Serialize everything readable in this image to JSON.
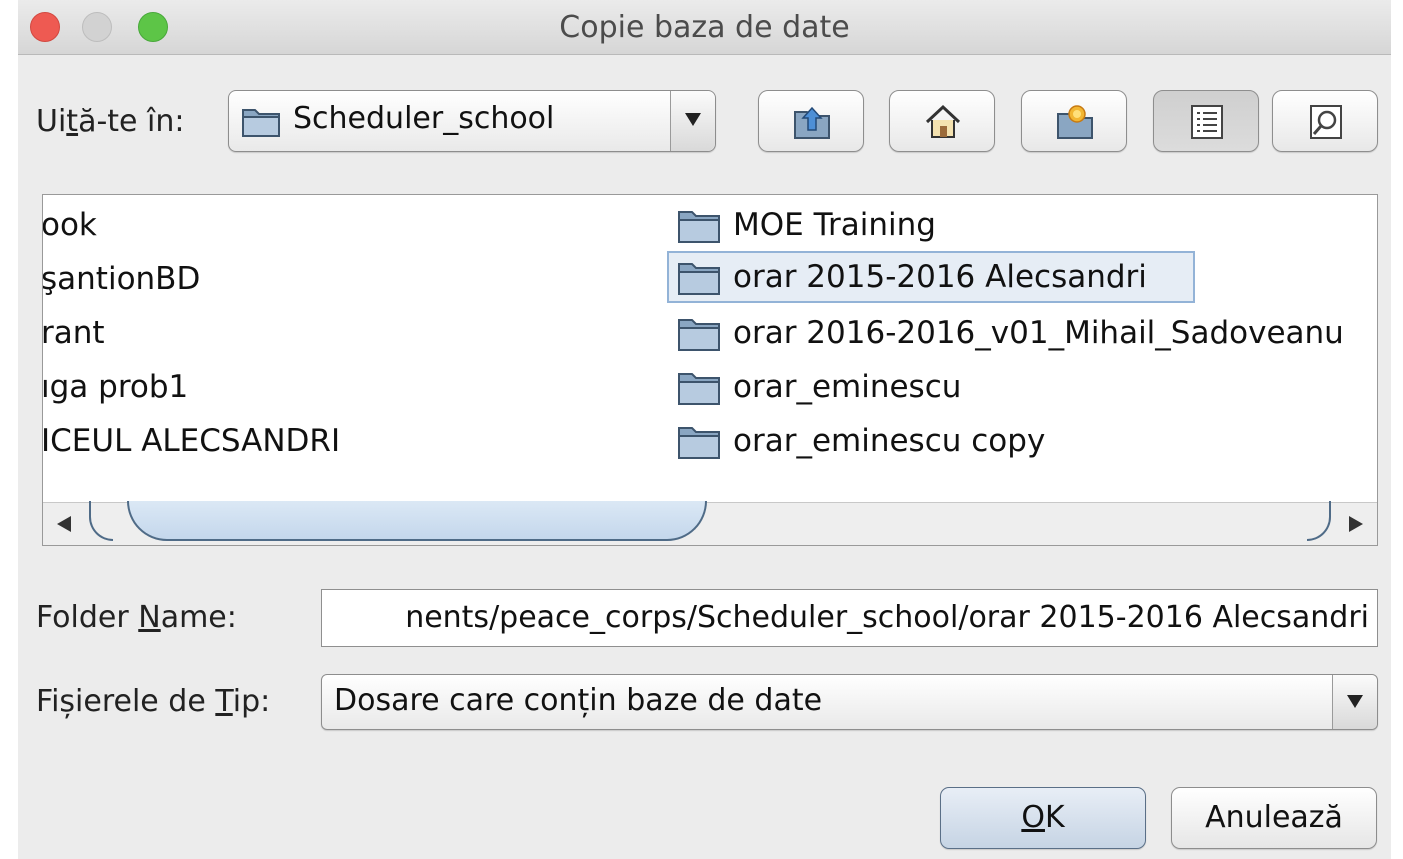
{
  "window": {
    "title": "Copie baza de date"
  },
  "look_in": {
    "label_pre": "Ui",
    "label_mnemonic": "t",
    "label_post": "ă-te în:",
    "value": "Scheduler_school"
  },
  "toolbar": {
    "icons": [
      "up-folder-icon",
      "home-icon",
      "new-folder-icon",
      "list-view-icon",
      "details-view-icon"
    ]
  },
  "file_list": {
    "left_column": [
      "ook",
      "şantionBD",
      "rant",
      "ıga prob1",
      "ICEUL ALECSANDRI"
    ],
    "right_column": [
      "MOE Training",
      "orar 2015-2016 Alecsandri",
      "orar 2016-2016_v01_Mihail_Sadoveanu",
      "orar_eminescu",
      "orar_eminescu copy"
    ],
    "selected": "orar 2015-2016 Alecsandri"
  },
  "folder_name": {
    "label_pre": "Folder ",
    "label_mnemonic": "N",
    "label_post": "ame:",
    "value": "nents/peace_corps/Scheduler_school/orar 2015-2016 Alecsandri"
  },
  "file_type": {
    "label_pre": "Fișierele de ",
    "label_mnemonic": "T",
    "label_post": "ip:",
    "value": "Dosare care conțin baze de date"
  },
  "buttons": {
    "ok_mnemonic": "O",
    "ok_rest": "K",
    "cancel": "Anulează"
  },
  "colors": {
    "selection_border": "#93b3d7",
    "close": "#ee5a52",
    "zoom": "#5dc547",
    "scroll_thumb": "#c4d7ec"
  }
}
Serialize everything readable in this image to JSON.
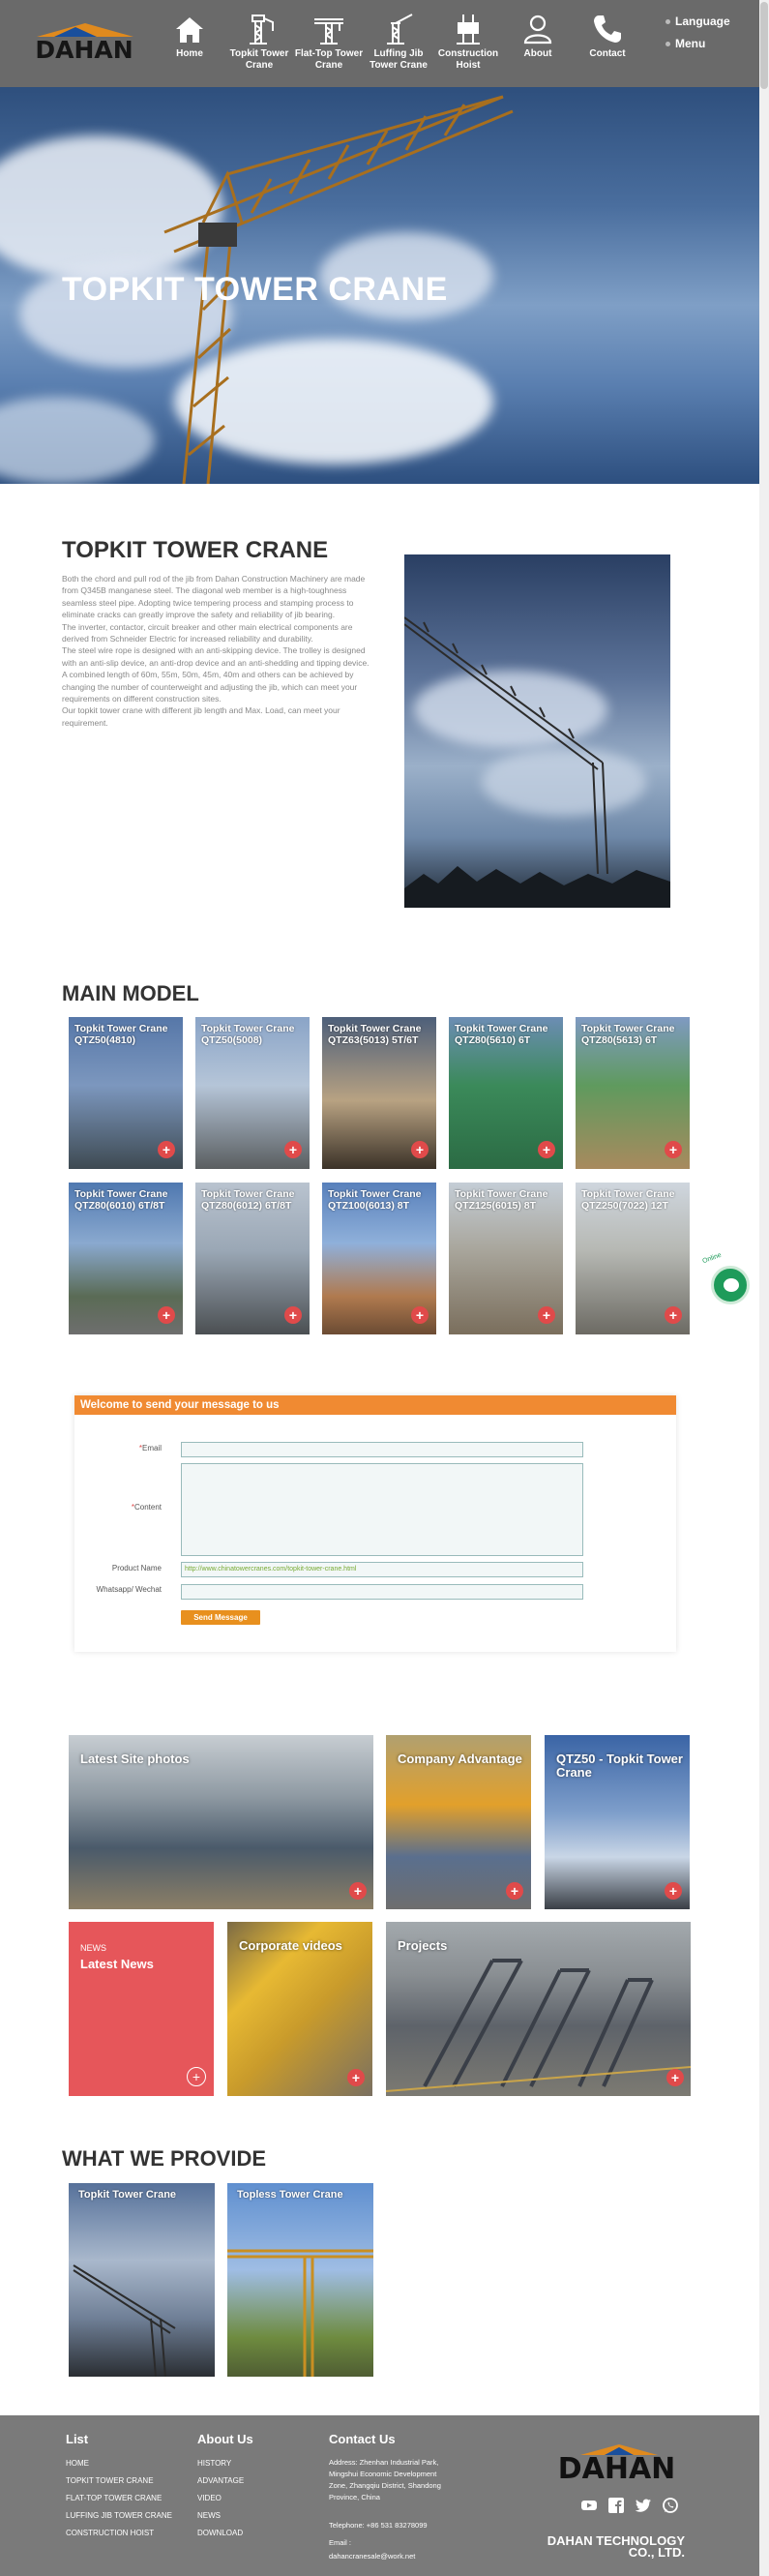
{
  "header": {
    "logo_text": "DAHAN",
    "nav": [
      {
        "label": "Home",
        "icon": "home-icon"
      },
      {
        "label": "Topkit Tower Crane",
        "icon": "tower-crane-icon"
      },
      {
        "label": "Flat-Top Tower Crane",
        "icon": "flat-top-crane-icon"
      },
      {
        "label": "Luffing Jib Tower Crane",
        "icon": "luffing-crane-icon"
      },
      {
        "label": "Construction Hoist",
        "icon": "hoist-icon"
      },
      {
        "label": "About",
        "icon": "user-icon"
      },
      {
        "label": "Contact",
        "icon": "phone-icon"
      }
    ],
    "language": "Language",
    "menu": "Menu"
  },
  "hero": {
    "title": "TOPKIT TOWER CRANE"
  },
  "intro": {
    "title": "TOPKIT TOWER CRANE",
    "paragraphs": [
      "Both the chord and pull rod of the jib from Dahan Construction Machinery are made from Q345B manganese steel. The diagonal web member is a high-toughness seamless steel pipe. Adopting twice tempering process and stamping process to eliminate cracks can greatly improve the safety and reliability of jib bearing.",
      "The inverter, contactor, circuit breaker and other main electrical components are derived from Schneider Electric for increased reliability and durability.",
      "The steel wire rope is designed with an anti-skipping device. The trolley is designed with an anti-slip device, an anti-drop device and an anti-shedding and tipping device.",
      "A combined length of 60m, 55m, 50m, 45m, 40m and others can be achieved by changing the number of counterweight and adjusting the jib, which can meet your requirements on different construction sites.",
      "Our topkit tower crane with different jib length and Max. Load, can meet your requirement."
    ]
  },
  "main_model": {
    "title": "MAIN MODEL",
    "items": [
      {
        "line1": "Topkit Tower Crane",
        "line2": "QTZ50(4810)"
      },
      {
        "line1": "Topkit Tower Crane",
        "line2": "QTZ50(5008)"
      },
      {
        "line1": "Topkit Tower Crane",
        "line2": "QTZ63(5013) 5T/6T"
      },
      {
        "line1": "Topkit Tower Crane",
        "line2": "QTZ80(5610) 6T"
      },
      {
        "line1": "Topkit Tower Crane",
        "line2": "QTZ80(5613) 6T"
      },
      {
        "line1": "Topkit Tower Crane",
        "line2": "QTZ80(6010) 6T/8T"
      },
      {
        "line1": "Topkit Tower Crane",
        "line2": "QTZ80(6012) 6T/8T"
      },
      {
        "line1": "Topkit Tower Crane",
        "line2": "QTZ100(6013) 8T"
      },
      {
        "line1": "Topkit Tower Crane",
        "line2": "QTZ125(6015) 8T"
      },
      {
        "line1": "Topkit Tower Crane",
        "line2": "QTZ250(7022) 12T"
      }
    ]
  },
  "form": {
    "heading": "Welcome to send your message to us",
    "email_label": "Email",
    "content_label": "Content",
    "product_label": "Product Name",
    "product_value": "http://www.chinatowercranes.com/topkit-tower-crane.html",
    "whatsapp_label": "Whatsapp/ Wechat",
    "send_label": "Send Message"
  },
  "tiles": {
    "site_photos": "Latest Site photos",
    "advantage": "Company Advantage",
    "qtz50": "QTZ50 - Topkit Tower Crane",
    "news_small": "NEWS",
    "news_big": "Latest News",
    "videos": "Corporate videos",
    "projects": "Projects"
  },
  "provide": {
    "title": "WHAT WE PROVIDE",
    "items": [
      "Topkit Tower Crane",
      "Topless Tower Crane"
    ]
  },
  "footer": {
    "list_title": "List",
    "list_links": [
      "HOME",
      "TOPKIT TOWER CRANE",
      "FLAT-TOP TOWER CRANE",
      "LUFFING JIB TOWER CRANE",
      "CONSTRUCTION HOIST"
    ],
    "about_title": "About Us",
    "about_links": [
      "HISTORY",
      "ADVANTAGE",
      "VIDEO",
      "NEWS",
      "DOWNLOAD"
    ],
    "contact_title": "Contact Us",
    "address": "Address: Zhenhan Industrial Park, Mingshui Economic Development Zone, Zhangqiu District, Shandong Province, China",
    "telephone": "Telephone: +86 531 83278099",
    "email_label": "Email :",
    "email": "dahancranesale@work.net",
    "logo_text": "DAHAN",
    "company": "DAHAN TECHNOLOGY CO., LTD.",
    "social": [
      "youtube-icon",
      "facebook-icon",
      "twitter-icon",
      "whatsapp-icon"
    ]
  },
  "chat": {
    "tag": "Online"
  }
}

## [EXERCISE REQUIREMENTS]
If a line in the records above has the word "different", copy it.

## [ANSWER SECTION]
      "A combined length of 60m, 55m, 50m, 45m, 40m and others can be achieved by changing the number of counterweight and adjusting the jib, which can meet your requirements on different construction sites.",
      "Our topkit tower crane with different jib length and Max. Load, can meet your requirement."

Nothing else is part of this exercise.